Raptors are the apex predators of the avian community. Bird nobility, if you will, eclipsing their smaller cousins (and sometimes eating them). Most raptors are much larger than the average bird and create a thrilling spectacle when we are fortunate enough to observe them in flight or diving after prey. Except for the California condor, the bald eagle is the largest raptor found in the country. It has a most interesting history.
The bald eagle(Haliaeetus leucocephalus) has been the emblem bird of the United States since its inception in the eighteenth century, due to its impressive size and noble visage. It has been said that Benjamin Franklin favored the wild turkey but was overruled by others favoring the bald eagle. It was nearly extirpated during the mid-twentieth century in much of its range by the widespread use of DDT, a powerful insecticide, which caused developing eagle eggshells to be abnormally thin, resulting in the deaths of many eaglets even before hatching.

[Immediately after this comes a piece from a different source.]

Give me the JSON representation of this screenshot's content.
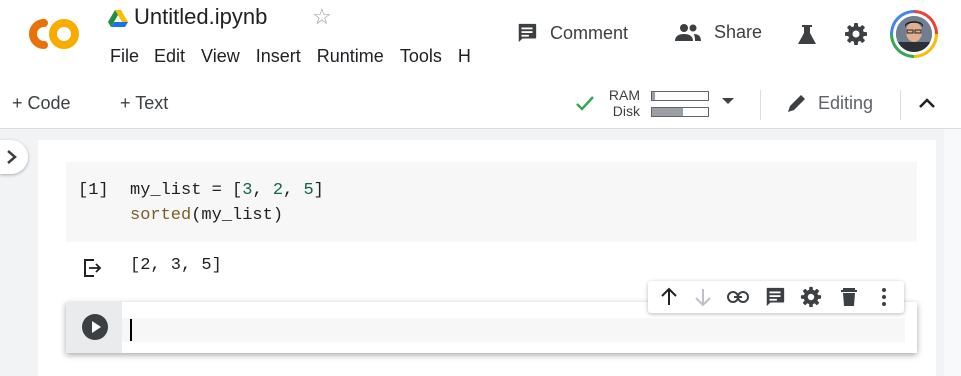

Fortunately, the publication of Silent Spring by pioneering ecologist Rachael Carson, brought this near-tragedy to the attention of government entities and DDT was banned for domestic use. Since then, bald eagle populations have rebounded, and they can be found over nearly the entire continental United States, as well as Alaska and Canada, where they are abundant.
In recent years bald eagles have returned to the Central Arizona Highlands to nest. At least one breeding pair has been observed in the Lynx Lake area, and annual efforts are made to protect the birds and ensure breeding success by closing parts of the nearby trail during breeding and nesting times. The bald eagle nest is a huge structure of sticks and vegetation, situated in a sturdy tree or on a cliffside. Into the moss and grass-lined nest the female lays
one to three bluish-white eggs, which will incubate for 34-36 days. The hatchling eaglets are altricial (requiring constant care and feeding by the parent birds). Eagles eat fish, small mammals and sometimes carrion. Eaglets fledge ten to twelve weeks after hatching, so the adult birds are extremely busy during this time, providing enough food for their fast-growing young. It is understandable that the parent birds breed only once a year.
Juvenile bald eagles are different in appearance to the adults, being mostly dark with mottled feathers. The juvenile eagle goes through five different plumage changes before finally reaching its adult coloring at the age of five, when it displays the familiar white head and tail feathers and distinctive bright yellow beak. An adult bald eagle in flight is an impressive, easily recognizable sight, and a thrill to see. Ironically, it has a weak, wimpy cry, not at all consistent with its noble appearance. Well, even the eagle is not perfect.
It is currently bald eagle breeding/nesting season in the Central Arizona Highlands, and the trails near nesting sites are temporarily closed. So please protect our national bird by obeying posted signage, and keep your eyes peeled for a new generation of soaring eagles!
Contributed by HCNH Naturalist Sandy Stoecker